    The environmental justice movement asserts that low-income and minority neighborhoods are exposed to greater risks from environmental hazards than other neighborhoods because of racism and classism in the siting of locally undesirable land uses (LULUs), the promulgation of environmental and land use regulations, the enforcement of those regulations, and the effort spent on cleaning polluted areas. These claims, and the movement’s demands for a more equitable distribution of environmental “goods”, like clean air, and of environmental “bads”, like waste facilities, are increasingly central to deliberations about environmental and land use policy in the United States. President Clinton signed an Executive Order in February 1994 that requires every federal agency to “make achieving environmental justice part of its mission….” The Environmental Protection Agency (EPA) has created a national Environmental Justice Office, the National Environmental Justice Advisory Committee, and environmental justice coordinators within each of its departments and regional offices in order to address environmental justice issues. Environmental impact statements prepared under the National Environmental Policy Act of 1969 5 (NEPA) now address environmental justice concerns. At least seven states have adopted legislation regarding environmental justice, and many more are now considering such legislation.
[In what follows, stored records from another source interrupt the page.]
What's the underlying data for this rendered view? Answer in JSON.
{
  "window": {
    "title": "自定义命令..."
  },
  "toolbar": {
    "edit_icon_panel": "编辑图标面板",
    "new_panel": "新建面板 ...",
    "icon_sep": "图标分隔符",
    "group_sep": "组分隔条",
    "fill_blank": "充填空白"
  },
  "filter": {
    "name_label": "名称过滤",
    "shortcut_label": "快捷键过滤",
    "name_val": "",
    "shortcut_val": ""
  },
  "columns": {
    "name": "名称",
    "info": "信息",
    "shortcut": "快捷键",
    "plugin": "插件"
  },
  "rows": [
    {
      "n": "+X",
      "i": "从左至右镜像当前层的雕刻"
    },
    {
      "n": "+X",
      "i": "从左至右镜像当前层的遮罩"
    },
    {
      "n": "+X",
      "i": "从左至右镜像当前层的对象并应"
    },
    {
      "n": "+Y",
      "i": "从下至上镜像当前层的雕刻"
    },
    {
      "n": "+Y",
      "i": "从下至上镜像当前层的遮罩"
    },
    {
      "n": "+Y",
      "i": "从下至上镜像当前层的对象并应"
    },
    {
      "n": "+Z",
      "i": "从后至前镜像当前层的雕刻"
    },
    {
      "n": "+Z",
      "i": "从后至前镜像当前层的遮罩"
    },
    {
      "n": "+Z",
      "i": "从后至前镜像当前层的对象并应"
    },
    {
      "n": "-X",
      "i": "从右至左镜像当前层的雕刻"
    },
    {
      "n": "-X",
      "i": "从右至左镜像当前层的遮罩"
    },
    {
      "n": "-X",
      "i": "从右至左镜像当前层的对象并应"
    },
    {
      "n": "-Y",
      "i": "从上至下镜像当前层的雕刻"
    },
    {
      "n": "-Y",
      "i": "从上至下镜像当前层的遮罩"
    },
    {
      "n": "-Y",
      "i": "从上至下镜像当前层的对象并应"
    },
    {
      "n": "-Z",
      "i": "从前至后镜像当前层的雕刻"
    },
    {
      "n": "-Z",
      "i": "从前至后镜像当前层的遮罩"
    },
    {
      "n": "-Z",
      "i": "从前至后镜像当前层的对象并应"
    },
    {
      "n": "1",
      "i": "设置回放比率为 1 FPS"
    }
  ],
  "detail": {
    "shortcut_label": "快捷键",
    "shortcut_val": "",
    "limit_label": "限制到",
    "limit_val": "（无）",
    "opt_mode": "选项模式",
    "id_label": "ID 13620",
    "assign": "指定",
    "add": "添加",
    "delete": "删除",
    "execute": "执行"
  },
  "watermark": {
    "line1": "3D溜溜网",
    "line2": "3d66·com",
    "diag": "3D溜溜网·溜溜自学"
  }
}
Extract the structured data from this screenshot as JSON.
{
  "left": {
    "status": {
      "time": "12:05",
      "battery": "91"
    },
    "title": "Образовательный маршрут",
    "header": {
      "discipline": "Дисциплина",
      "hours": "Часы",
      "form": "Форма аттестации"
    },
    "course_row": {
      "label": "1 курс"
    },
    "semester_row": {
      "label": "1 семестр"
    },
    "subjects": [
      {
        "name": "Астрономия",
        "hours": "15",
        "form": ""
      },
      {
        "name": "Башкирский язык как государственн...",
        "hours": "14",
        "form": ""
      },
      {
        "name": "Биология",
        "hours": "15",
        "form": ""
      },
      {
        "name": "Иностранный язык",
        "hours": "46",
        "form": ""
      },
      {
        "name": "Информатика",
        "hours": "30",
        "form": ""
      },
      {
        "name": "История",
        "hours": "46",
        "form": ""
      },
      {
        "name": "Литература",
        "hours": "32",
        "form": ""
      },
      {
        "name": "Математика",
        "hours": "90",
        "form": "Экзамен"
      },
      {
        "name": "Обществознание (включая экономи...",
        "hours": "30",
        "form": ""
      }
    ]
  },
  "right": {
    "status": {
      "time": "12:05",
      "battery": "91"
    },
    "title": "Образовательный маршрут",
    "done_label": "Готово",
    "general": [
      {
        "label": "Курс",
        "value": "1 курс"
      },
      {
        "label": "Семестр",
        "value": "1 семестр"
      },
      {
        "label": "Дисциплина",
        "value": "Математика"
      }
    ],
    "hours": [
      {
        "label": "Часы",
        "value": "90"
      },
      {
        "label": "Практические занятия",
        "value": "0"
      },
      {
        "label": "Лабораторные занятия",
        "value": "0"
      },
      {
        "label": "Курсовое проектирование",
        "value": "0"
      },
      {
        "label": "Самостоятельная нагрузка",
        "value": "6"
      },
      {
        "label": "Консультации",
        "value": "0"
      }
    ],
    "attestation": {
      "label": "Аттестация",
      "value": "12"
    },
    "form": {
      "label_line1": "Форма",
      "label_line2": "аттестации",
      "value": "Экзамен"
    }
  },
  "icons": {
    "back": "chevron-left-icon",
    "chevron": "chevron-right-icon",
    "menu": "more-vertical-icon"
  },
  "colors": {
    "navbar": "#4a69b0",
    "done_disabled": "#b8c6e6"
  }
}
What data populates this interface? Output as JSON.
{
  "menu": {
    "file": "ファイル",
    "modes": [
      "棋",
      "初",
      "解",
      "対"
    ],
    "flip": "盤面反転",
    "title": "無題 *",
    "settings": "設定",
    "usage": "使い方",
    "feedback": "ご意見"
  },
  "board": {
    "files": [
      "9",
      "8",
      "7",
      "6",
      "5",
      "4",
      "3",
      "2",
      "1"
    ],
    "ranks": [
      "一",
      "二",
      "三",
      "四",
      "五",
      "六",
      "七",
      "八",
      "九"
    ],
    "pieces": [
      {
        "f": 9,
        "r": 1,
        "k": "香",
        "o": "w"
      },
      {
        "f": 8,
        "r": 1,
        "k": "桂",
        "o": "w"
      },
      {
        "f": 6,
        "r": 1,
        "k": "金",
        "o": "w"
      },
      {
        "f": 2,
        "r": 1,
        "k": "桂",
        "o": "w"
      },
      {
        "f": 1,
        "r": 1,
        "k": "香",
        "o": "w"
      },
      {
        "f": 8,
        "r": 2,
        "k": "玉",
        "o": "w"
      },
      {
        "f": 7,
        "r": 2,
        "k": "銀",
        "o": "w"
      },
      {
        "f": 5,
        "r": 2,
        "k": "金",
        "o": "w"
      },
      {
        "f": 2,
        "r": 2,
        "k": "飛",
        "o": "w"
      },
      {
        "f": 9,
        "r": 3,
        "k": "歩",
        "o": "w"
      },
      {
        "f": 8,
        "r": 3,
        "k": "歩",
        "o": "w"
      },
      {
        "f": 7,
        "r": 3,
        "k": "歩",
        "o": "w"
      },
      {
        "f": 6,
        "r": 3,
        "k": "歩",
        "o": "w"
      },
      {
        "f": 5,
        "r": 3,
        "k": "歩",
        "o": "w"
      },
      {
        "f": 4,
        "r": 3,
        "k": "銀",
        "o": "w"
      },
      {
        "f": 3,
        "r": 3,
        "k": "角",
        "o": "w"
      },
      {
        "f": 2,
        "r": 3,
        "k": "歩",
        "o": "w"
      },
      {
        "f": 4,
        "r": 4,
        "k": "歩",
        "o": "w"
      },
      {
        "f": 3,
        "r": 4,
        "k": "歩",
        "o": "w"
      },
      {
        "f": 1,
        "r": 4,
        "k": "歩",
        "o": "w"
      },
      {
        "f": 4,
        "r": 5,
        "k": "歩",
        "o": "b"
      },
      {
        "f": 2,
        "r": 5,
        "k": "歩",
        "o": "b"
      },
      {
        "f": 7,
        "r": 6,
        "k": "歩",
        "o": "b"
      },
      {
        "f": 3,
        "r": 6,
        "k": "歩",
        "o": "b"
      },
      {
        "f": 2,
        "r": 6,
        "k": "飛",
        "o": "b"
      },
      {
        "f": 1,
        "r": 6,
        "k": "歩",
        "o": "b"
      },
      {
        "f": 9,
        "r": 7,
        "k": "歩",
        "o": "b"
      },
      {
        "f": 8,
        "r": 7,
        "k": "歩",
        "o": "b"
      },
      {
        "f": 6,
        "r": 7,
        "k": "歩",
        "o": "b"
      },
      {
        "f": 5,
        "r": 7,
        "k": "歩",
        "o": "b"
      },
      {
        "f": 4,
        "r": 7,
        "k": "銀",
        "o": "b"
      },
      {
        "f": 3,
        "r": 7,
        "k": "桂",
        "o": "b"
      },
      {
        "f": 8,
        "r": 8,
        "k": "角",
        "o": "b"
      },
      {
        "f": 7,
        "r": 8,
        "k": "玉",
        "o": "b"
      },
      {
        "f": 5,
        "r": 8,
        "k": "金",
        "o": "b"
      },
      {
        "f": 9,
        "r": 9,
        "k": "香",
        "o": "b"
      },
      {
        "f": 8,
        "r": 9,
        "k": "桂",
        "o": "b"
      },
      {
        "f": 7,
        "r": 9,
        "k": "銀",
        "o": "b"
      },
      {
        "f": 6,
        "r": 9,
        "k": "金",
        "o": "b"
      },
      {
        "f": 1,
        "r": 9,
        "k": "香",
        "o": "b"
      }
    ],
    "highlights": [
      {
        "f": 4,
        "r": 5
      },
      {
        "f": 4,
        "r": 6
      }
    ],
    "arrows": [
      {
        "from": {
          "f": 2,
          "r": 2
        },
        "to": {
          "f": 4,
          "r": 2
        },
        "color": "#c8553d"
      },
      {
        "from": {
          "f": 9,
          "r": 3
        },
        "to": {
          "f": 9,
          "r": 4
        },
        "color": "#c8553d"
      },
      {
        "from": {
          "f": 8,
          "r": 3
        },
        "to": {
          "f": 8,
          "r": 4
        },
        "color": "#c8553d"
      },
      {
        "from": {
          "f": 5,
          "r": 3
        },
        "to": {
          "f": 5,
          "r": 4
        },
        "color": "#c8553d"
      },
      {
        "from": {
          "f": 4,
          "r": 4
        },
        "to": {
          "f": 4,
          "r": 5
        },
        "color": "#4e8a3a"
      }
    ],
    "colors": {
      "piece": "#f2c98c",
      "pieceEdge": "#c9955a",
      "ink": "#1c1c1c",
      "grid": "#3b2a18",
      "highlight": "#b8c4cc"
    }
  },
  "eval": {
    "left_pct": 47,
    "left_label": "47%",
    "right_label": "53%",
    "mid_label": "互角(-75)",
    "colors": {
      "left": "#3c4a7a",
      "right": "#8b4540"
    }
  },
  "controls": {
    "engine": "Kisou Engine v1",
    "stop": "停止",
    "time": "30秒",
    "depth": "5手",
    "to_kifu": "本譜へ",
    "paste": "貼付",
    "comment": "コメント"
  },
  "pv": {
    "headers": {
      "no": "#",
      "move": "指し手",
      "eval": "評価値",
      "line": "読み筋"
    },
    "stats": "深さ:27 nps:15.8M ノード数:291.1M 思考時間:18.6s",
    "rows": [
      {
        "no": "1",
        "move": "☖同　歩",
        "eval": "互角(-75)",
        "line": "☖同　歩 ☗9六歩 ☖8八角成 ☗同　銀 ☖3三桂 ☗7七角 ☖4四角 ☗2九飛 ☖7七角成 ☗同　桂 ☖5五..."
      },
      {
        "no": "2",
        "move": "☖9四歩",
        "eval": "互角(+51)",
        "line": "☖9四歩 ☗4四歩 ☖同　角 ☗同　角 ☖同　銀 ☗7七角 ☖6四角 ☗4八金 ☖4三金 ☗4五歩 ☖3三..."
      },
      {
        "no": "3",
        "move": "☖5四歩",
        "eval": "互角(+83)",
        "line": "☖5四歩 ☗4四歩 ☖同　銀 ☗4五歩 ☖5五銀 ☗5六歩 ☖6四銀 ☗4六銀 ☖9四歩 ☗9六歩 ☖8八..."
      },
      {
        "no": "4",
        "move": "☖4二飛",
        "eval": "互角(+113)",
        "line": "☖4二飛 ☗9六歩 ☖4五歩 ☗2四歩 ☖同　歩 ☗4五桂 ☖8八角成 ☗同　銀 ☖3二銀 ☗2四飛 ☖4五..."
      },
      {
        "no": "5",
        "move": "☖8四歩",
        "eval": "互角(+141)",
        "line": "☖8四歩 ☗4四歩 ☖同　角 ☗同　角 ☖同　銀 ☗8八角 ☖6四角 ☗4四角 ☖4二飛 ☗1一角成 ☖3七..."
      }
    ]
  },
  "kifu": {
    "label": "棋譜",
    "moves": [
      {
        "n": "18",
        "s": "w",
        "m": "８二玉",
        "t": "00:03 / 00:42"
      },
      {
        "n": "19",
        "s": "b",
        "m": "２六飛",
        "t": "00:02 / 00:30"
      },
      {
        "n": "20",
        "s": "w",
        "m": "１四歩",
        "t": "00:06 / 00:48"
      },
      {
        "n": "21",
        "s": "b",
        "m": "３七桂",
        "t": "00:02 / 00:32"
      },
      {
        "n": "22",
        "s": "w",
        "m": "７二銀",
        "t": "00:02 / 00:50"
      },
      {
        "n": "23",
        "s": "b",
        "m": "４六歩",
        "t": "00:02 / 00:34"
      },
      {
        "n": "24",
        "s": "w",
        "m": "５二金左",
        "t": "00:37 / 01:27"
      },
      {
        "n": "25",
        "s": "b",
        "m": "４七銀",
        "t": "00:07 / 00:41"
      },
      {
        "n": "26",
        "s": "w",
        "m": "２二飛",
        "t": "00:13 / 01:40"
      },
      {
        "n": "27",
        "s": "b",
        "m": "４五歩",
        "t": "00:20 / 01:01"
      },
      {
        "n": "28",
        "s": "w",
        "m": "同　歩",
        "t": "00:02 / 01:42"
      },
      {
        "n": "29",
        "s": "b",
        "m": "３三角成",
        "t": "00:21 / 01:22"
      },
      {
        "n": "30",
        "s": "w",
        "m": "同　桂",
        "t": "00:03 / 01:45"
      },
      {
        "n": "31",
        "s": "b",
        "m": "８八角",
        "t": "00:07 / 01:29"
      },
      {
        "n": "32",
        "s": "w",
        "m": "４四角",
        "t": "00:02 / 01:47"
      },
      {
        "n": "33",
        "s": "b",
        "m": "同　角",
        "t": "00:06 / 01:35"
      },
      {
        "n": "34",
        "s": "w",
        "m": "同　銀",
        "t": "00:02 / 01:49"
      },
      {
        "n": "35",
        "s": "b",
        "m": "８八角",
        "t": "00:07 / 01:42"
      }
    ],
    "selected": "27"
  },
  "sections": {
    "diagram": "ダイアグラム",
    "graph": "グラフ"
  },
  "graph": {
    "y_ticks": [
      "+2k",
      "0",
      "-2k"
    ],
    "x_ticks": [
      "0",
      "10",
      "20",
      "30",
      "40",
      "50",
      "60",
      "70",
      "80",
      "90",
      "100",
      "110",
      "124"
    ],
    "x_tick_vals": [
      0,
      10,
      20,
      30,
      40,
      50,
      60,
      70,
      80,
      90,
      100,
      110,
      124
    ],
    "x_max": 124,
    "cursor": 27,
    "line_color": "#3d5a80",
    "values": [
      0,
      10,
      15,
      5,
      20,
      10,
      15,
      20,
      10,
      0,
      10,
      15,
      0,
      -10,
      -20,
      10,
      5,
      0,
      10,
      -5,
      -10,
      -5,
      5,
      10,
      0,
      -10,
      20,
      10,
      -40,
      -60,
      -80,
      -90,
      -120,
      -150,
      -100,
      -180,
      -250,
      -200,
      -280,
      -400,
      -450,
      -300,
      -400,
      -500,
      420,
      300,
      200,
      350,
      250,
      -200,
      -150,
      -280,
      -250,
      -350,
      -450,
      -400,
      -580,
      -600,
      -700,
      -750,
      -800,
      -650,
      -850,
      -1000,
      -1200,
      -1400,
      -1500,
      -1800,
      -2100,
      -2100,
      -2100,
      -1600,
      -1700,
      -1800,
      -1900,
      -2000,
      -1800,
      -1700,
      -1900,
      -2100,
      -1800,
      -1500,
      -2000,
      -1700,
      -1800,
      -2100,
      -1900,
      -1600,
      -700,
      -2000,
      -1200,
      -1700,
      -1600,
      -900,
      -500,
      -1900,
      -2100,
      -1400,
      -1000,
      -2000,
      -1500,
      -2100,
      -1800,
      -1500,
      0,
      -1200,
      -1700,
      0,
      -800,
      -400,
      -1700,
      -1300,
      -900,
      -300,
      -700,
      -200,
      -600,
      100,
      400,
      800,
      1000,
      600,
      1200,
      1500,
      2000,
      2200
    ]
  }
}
    • Date: January 1997
    • Research Area(s):
    • Publication Type: Articles
    • Publication: Ecology Law Quarterly, 24(1), pp. 1-56
  • Comment on ‘Metropolitan Growth, Inequality, and Neighborhood Segregation by Income’

    Over the last three decades, residential segregation by income has become an increasingly important feature of the U.S. metropolitan landscape. From 1970 to 2000, income sorting grew in large cities. In the 1980s almost all American metropolitan areas experienced a rise in segregation of the rich from the poor, though these changes were slightly offset by modest declines in segregation during the 1990s. More than 85 percent of the U.S. metropolitan population lived in an area that was more segregated by income in 2000 than in 1970. The time trend in residential segregation by income hints that income inequality may play an explanatory role.

  • Comment on ‘Are the Government-Sponsored Enterprises (GSEs) Justified?’

    In “Are the Government-Sponsored Enterprises (GSEs) Justified?” the authors conclude that the benefits delivered by the GSEs (as structured prior to conservatorship) are minimal and do not exceed their costs. While many of the arguments made in the article have merit and raise serious questions about the structure of the GSEs prior to 2008, the article overlooks several important benefits and costs. More significantly, no one is arguing for a return of the GSEs as they were structured prior to conservatorship. Rather than debate the merits of a model that has already been rejected by policymakers, we argue that the far more important question is what the housing finance market should look like in the future.